- If you have a mortgage, you must have homeowners insurance. But you do not have to buy earthquake insurance. By California law, fire damage from, or following, an earthquake is covered by homeowners insurance.
- Earthquake policies range in price, so check out the California Earthquake Authority’s website for more information: earthquakeauthority.com.
How to qualify
Houses that meet specifications are typically:
- Wood-frame construction built before 1979.
- Built on a level or low slope.
- Constructed with a cripple wall under the first floor of 7 feet or less.
- Built on a raised foundation.
Examples of how an earthquake can damage your home
A few things you can do now
- Garage: Strap water heater to wall. If water heater falls during quake, it could cause a fire or you could lose an emergency water source. Store caustic and flammable liquids such as gas cans, paint thinners and weed killers in lower, child-proof cabinets. Know how to manually open electric garage doors.
- Kitchen: Prevent injuries and damage from falling plates and kitchenware by installing childproof locks on upper cabinet doors. Keep a fire extinguisher on hand.
- Dining room: Secure decorative pieces with floral clay or museum wax. Install locks on cabinet doors.
- Living room: Secure large paintings and bookshelves to walls. Secure TV.
- Bedrooms: Move beds if they are under windows. Do not hang paintings or other heavy objects over headboard. Make sure ceiling fan is securely bolted to a rafter. If an earthquake hits while you’re in bed, stay there and cover head with a pillow.
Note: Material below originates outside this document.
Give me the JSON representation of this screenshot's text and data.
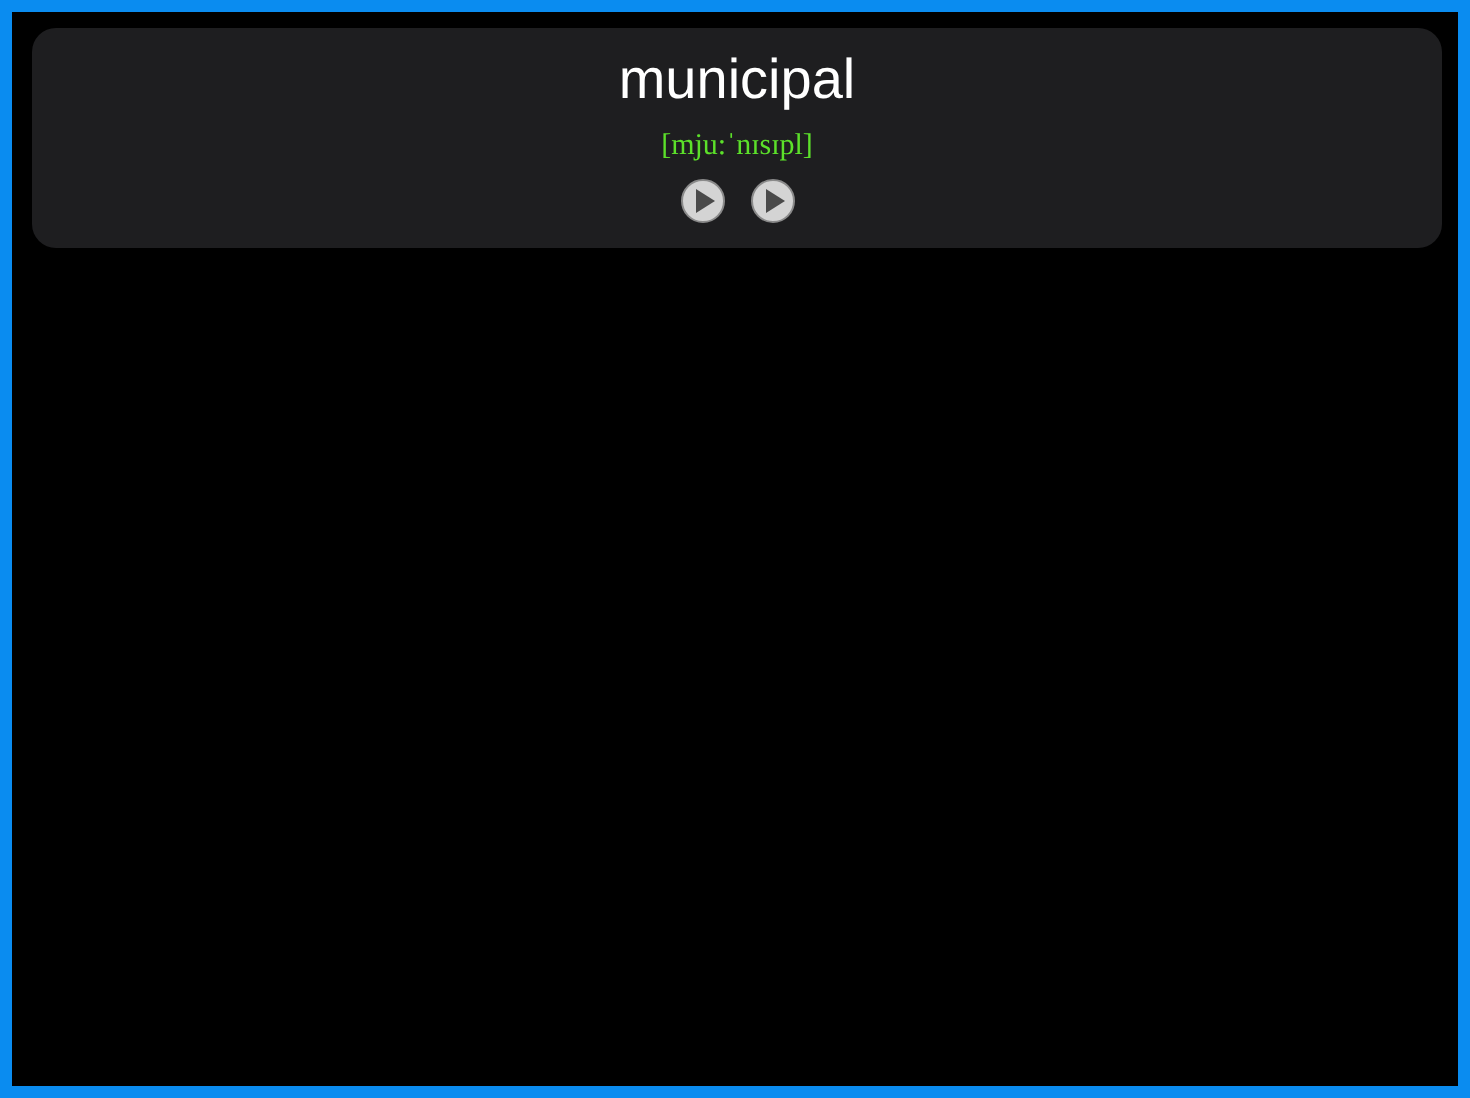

- Bathroom: Store flammable items like nail polish on lower shelves. After a quake, fill tubs and sinks with water for emergencies, especially if you have to leave without your pets.
Source: Orange County Register